- **Supplied material**
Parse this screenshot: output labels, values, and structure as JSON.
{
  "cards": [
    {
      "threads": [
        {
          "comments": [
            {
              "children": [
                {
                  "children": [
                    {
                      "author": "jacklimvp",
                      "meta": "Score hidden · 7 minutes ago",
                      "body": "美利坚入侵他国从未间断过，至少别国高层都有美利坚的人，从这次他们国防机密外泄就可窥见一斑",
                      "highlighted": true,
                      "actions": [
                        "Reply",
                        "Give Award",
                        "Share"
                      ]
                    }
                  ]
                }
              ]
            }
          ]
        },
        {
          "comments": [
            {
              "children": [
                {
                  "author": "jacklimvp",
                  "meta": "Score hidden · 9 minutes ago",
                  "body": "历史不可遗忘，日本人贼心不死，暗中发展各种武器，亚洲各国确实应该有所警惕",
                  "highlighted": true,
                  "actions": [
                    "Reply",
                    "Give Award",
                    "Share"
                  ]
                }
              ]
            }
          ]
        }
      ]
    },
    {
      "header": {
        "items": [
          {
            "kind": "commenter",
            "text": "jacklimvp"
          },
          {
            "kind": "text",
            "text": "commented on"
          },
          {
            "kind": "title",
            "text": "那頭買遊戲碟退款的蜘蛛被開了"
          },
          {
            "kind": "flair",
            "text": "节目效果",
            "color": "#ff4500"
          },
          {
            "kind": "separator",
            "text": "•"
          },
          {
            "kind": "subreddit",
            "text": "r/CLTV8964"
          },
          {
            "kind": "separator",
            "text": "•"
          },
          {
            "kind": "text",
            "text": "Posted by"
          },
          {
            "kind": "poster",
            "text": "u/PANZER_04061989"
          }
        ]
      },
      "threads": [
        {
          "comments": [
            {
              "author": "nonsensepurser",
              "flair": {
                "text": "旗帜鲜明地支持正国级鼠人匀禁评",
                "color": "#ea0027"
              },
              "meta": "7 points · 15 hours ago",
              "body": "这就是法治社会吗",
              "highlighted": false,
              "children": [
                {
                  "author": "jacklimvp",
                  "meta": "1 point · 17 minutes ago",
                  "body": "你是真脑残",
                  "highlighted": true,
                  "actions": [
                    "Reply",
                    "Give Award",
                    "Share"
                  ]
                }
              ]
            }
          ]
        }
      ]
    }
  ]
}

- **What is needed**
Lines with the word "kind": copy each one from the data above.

- **Answer section**
            "kind": "commenter",
            "kind": "text",
            "kind": "title",
            "kind": "flair",
            "kind": "separator",
            "kind": "subreddit",
            "kind": "separator",
            "kind": "text",
            "kind": "poster",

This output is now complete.